Paul Faulkner is Lecturer in Philosophy at the University of Sheffield. He is the author of the monograph Knowledge on Trust (Oxford University Press, 2011); and he is the editor (with Thomas Simpson) of The Philosophy of Trust (Oxford University Press, 2017). His recently published essays include “Fake Barns, Fake News,” Social Epistemology Review and Reply Collective (2018); “Collective Testimony and Collective Knowledge,” Ergo (2018); “Giving the Benefit of the Doubt,” International Journal of Philosophical Studies (2018); and “Is Taxation on a Par with Forced Labor?,” in Building Trust in Taxation, ed. Bruno Peeters, Hans Gribnau, and Jo Badisco (Intersentia, 2017).

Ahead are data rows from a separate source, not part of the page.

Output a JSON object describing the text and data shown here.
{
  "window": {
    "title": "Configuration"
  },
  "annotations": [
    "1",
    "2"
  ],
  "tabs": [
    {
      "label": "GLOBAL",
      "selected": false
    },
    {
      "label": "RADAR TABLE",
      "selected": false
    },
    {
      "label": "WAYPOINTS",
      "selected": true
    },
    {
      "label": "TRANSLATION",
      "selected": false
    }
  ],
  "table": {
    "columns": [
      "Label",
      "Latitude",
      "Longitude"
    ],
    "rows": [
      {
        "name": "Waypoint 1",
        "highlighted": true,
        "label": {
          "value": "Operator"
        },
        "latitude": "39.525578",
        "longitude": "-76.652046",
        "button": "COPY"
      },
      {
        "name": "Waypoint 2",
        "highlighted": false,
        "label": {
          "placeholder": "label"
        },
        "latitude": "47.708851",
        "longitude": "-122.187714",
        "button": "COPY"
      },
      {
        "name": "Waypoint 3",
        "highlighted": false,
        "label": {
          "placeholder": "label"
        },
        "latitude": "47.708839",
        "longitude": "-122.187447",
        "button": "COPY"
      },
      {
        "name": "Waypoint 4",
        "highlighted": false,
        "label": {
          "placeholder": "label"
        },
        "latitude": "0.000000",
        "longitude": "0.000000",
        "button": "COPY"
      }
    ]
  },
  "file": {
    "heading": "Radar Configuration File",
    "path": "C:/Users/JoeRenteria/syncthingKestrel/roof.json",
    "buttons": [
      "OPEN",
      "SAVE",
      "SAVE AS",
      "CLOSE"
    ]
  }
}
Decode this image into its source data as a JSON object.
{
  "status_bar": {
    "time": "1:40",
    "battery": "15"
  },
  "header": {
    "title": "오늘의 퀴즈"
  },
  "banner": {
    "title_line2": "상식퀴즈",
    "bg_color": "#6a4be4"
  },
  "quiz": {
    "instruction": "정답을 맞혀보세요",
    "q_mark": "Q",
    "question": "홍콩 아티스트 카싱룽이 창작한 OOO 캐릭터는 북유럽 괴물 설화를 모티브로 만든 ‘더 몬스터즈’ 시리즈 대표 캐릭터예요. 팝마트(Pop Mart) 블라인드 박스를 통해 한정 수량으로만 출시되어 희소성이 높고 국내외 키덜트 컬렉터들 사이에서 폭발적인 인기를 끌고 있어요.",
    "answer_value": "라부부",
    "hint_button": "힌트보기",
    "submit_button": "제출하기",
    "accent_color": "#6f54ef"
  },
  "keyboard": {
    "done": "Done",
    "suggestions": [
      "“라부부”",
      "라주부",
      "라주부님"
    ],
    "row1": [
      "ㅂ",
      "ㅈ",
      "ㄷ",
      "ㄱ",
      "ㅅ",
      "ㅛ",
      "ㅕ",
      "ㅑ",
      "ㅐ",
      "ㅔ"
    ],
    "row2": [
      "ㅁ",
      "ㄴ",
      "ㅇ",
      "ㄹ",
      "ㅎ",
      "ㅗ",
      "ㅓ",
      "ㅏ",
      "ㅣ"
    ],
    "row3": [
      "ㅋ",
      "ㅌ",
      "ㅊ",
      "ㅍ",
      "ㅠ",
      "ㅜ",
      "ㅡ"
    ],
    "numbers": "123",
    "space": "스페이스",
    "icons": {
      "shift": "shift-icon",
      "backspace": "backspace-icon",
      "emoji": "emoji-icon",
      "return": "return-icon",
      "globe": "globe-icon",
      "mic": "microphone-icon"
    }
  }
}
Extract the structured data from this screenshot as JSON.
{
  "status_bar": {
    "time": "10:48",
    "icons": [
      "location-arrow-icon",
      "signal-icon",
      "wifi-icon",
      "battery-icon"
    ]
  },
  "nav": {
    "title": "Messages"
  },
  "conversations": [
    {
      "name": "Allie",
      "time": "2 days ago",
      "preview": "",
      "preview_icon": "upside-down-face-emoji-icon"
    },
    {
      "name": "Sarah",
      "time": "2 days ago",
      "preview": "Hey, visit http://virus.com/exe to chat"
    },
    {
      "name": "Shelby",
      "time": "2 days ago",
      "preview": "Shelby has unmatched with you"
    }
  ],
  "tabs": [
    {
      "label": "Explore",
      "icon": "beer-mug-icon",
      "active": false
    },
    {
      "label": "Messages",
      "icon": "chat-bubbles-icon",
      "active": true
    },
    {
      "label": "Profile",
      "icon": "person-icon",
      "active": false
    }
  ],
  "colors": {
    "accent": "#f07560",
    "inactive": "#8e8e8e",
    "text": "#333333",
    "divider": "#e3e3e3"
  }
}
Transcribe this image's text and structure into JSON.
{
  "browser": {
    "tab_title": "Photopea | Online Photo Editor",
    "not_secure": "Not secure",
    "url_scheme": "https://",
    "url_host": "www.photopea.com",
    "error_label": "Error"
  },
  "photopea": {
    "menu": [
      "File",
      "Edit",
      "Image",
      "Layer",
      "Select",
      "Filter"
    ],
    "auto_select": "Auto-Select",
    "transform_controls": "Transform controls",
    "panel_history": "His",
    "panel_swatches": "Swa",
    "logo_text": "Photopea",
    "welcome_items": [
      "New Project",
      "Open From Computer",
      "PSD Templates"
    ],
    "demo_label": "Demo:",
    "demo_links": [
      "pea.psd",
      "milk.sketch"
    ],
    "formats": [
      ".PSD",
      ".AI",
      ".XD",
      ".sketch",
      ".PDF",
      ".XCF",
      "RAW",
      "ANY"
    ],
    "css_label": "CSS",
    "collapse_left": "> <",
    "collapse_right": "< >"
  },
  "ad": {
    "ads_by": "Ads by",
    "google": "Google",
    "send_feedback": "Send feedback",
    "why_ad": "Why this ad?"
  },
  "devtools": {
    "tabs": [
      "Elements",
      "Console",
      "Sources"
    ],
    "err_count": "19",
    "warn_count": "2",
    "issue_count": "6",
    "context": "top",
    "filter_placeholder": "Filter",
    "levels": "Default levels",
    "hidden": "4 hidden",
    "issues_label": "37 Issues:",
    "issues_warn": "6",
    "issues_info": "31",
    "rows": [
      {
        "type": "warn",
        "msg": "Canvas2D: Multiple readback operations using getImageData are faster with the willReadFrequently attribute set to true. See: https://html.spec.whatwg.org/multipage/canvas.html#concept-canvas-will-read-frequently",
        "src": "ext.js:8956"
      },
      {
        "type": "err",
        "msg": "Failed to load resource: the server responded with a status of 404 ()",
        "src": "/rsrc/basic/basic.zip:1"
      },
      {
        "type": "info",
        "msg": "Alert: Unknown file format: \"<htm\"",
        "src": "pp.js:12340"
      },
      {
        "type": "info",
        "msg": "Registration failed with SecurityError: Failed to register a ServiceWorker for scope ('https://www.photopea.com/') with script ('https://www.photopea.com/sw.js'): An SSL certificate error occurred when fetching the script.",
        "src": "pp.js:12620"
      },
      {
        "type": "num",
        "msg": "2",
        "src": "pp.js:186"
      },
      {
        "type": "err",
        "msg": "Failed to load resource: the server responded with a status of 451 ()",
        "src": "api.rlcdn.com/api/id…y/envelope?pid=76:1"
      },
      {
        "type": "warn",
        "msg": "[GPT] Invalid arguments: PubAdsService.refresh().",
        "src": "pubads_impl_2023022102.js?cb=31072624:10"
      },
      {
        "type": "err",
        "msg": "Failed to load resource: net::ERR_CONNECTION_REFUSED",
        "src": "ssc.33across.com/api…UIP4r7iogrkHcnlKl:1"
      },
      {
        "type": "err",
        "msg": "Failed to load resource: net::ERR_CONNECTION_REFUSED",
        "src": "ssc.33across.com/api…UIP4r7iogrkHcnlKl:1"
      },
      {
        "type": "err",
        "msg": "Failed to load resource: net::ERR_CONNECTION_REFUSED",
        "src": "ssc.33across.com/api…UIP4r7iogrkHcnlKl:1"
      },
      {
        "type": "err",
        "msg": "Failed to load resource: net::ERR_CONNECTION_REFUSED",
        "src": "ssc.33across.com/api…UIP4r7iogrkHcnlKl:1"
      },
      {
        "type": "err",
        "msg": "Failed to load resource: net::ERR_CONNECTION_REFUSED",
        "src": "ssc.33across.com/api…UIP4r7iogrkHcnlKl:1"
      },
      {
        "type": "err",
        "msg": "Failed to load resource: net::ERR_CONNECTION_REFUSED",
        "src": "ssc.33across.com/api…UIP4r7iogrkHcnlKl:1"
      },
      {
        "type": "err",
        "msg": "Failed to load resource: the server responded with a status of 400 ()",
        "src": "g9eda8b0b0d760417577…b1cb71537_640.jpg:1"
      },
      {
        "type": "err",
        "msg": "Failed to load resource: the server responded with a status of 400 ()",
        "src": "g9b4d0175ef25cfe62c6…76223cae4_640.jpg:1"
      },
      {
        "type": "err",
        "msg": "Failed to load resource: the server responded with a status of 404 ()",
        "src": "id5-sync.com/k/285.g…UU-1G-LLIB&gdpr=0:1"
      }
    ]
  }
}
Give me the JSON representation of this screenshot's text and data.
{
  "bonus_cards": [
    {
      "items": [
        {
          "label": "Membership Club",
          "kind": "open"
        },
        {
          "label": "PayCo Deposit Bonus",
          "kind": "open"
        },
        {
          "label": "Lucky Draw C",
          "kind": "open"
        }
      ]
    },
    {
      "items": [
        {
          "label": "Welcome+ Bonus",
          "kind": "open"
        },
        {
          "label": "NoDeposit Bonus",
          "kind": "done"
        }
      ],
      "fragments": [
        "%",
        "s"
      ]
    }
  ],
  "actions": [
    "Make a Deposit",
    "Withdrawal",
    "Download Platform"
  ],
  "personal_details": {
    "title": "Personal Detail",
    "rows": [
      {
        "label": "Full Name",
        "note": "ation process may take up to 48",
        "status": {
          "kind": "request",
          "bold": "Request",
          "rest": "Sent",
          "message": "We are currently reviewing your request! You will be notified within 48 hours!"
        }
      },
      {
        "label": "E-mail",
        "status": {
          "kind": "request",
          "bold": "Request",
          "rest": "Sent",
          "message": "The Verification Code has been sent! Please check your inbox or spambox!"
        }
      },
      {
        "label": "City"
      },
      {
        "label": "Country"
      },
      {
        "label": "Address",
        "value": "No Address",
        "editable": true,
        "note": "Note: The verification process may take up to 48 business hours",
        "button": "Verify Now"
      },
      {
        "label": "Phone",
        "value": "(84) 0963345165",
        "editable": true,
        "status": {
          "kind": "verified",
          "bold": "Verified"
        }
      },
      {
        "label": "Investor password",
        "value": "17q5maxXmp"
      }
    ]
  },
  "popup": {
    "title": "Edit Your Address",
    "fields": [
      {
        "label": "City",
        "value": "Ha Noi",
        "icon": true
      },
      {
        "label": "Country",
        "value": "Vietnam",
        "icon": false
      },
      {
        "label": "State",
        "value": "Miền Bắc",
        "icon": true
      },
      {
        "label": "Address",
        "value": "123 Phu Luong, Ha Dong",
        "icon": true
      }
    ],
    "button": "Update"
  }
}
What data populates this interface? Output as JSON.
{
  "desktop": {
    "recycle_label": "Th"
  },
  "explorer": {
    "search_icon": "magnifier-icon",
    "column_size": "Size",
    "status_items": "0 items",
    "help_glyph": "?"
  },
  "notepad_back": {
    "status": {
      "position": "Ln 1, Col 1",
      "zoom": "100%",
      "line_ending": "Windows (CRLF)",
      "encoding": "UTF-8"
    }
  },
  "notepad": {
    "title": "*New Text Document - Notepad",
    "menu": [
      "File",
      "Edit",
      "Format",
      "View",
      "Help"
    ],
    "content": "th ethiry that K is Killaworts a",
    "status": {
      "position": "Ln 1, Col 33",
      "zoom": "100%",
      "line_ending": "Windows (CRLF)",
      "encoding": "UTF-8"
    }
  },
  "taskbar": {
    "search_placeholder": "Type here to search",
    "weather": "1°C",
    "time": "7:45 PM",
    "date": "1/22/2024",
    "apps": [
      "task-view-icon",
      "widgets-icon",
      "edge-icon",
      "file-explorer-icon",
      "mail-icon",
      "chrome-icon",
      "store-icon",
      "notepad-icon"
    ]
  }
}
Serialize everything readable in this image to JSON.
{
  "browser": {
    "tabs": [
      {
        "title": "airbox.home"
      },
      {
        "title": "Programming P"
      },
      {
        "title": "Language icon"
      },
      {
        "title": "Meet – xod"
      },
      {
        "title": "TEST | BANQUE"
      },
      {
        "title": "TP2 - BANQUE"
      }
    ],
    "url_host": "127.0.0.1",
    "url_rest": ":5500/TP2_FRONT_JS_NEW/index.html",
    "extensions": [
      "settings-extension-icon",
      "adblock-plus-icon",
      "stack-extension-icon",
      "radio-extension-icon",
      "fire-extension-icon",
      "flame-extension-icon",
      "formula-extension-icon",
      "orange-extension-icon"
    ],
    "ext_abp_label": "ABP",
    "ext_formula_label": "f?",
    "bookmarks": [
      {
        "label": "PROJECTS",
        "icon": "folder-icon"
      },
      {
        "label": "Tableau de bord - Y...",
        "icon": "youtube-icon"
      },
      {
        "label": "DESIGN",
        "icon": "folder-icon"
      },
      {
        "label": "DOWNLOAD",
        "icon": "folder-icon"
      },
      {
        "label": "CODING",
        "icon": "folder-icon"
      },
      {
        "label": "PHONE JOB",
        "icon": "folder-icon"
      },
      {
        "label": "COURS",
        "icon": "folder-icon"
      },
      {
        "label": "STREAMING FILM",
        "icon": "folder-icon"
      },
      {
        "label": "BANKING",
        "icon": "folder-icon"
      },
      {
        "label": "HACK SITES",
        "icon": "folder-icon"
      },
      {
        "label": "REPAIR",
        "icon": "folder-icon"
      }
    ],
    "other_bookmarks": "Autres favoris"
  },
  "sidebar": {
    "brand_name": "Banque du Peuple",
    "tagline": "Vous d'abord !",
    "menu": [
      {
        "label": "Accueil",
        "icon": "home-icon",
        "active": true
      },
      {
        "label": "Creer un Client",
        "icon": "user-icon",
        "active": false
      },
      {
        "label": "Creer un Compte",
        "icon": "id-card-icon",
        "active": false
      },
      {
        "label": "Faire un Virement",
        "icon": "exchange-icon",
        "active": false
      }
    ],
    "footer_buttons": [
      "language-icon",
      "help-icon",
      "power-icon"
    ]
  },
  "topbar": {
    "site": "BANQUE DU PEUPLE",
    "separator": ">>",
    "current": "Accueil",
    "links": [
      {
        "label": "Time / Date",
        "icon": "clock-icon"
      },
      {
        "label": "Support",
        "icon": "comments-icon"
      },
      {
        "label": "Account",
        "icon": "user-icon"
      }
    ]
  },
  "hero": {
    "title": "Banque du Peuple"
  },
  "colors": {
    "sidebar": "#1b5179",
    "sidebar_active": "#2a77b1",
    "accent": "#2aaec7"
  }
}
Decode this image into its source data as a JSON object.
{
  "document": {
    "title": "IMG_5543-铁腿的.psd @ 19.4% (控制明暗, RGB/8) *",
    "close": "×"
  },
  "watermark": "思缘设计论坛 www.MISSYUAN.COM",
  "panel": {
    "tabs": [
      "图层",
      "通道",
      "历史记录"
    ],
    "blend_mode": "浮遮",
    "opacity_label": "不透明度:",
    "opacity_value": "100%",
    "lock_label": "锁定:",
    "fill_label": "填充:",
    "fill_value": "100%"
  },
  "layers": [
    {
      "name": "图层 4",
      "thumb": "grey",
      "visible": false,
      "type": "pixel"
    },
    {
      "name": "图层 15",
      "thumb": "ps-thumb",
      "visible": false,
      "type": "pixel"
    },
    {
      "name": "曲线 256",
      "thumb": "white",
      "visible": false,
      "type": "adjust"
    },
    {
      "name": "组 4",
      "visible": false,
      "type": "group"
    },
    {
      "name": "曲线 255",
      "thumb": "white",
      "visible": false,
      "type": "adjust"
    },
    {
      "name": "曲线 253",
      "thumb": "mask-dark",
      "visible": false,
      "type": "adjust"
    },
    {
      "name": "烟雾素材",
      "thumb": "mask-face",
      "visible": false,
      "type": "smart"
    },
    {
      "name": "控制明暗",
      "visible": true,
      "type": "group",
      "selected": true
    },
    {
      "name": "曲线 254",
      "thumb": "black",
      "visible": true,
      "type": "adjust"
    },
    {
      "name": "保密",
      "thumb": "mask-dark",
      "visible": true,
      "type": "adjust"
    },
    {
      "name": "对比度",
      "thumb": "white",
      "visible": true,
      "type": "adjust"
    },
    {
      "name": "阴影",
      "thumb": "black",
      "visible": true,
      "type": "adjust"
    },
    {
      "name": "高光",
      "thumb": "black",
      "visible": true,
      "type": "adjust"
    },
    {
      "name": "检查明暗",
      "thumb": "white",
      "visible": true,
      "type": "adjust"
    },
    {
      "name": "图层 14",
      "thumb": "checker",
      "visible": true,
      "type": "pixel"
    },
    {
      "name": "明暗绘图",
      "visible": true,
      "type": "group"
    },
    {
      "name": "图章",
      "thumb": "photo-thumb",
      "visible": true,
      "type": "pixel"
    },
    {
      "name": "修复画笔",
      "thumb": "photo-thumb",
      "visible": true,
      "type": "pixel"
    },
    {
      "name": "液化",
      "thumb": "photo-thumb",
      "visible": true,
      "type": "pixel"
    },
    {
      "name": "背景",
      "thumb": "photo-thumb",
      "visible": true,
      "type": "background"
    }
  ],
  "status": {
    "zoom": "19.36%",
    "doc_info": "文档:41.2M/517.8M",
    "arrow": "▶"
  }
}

Robert Stern is Professor of Philosophy at the University of Sheffield. He is the author of numerous monographs, including The Radical Demand in Løgstrup’s Ethics (Oxford University Press, 2019); Kantian Ethics: Value, Agency, and Obligation (Oxford University Press, 2015); and Understanding Moral Obligation: Kant, Hegel, Kierkegaard (Cambridge University Press, 2012). He is the editor of many essay collections, the most recent of which are (with Jens Peter Brune and Micha H. Werner) Transcendental Arguments in Moral Theory (De Gruyter, 2017); (with Hans Fink) What Is Ethically Demanded? K.E. Løgstrup’s Philosophy of Moral Life (University of Notre Dame Press, 2017); and (with Gabriele Cava) Pragmatism, Kant, and Transcendental Philosophy (Routledge, 2016). His recently published essays on the history of philosophy and German idealism include, “A Gift or a Given?: On the Role of Life in Løgstrup’s Ethics,” in The Ethics of Nature and the Nature of Ethics, ed. Gary Keogh (Lexington Books, 2017); and “Hegel’s Vorbegriff to the Encyclopedia Logic and Its Context,” in The Oxford Handbook of Hegel, ed. Dean Moyar (Oxford University Press, 2017).
Christopher Bennett, Paul Faulkner, and Robert Stern, “Indirect Communication, Authority, and Proclamation as a Normative Power: Løgstrup’s Critique of Kierkegaard,” Graduate Faculty Philosophy Journal 40:1 (2019), pp. 147-79.